Instructions for the task » Print the records exactly as given.

(Entries from a dataset of interfaces)
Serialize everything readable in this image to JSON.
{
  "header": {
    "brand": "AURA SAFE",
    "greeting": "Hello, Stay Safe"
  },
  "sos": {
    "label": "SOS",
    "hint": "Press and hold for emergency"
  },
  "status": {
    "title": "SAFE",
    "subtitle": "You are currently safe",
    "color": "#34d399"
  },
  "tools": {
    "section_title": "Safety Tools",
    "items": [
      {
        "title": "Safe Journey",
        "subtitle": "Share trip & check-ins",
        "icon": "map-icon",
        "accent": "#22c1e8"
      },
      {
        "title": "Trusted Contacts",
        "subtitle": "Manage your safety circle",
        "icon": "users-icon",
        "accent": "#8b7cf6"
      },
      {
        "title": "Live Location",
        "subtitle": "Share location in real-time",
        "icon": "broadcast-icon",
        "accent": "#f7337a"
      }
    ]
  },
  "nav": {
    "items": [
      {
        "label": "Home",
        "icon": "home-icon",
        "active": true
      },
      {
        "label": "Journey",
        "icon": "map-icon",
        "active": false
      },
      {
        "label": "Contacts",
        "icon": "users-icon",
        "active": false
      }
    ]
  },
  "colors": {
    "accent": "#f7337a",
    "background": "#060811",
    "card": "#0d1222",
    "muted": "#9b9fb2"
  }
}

Task solution »
Serialize everything readable in this image to JSON.
{
  "header": {
    "brand": "AURA SAFE",
    "greeting": "Hello, Stay Safe"
  },
  "sos": {
    "label": "SOS",
    "hint": "Press and hold for emergency"
  },
  "status": {
    "title": "SAFE",
    "subtitle": "You are currently safe",
    "color": "#34d399"
  },
  "tools": {
    "section_title": "Safety Tools",
    "items": [
      {
        "title": "Safe Journey",
        "subtitle": "Share trip & check-ins",
        "icon": "map-icon",
        "accent": "#22c1e8"
      },
      {
        "title": "Trusted Contacts",
        "subtitle": "Manage your safety circle",
        "icon": "users-icon",
        "accent": "#8b7cf6"
      },
      {
        "title": "Live Location",
        "subtitle": "Share location in real-time",
        "icon": "broadcast-icon",
        "accent": "#f7337a"
      }
    ]
  },
  "nav": {
    "items": [
      {
        "label": "Home",
        "icon": "home-icon",
        "active": true
      },
      {
        "label": "Journey",
        "icon": "map-icon",
        "active": false
      },
      {
        "label": "Contacts",
        "icon": "users-icon",
        "active": false
      }
    ]
  },
  "colors": {
    "accent": "#f7337a",
    "background": "#060811",
    "card": "#0d1222",
    "muted": "#9b9fb2"
  }
}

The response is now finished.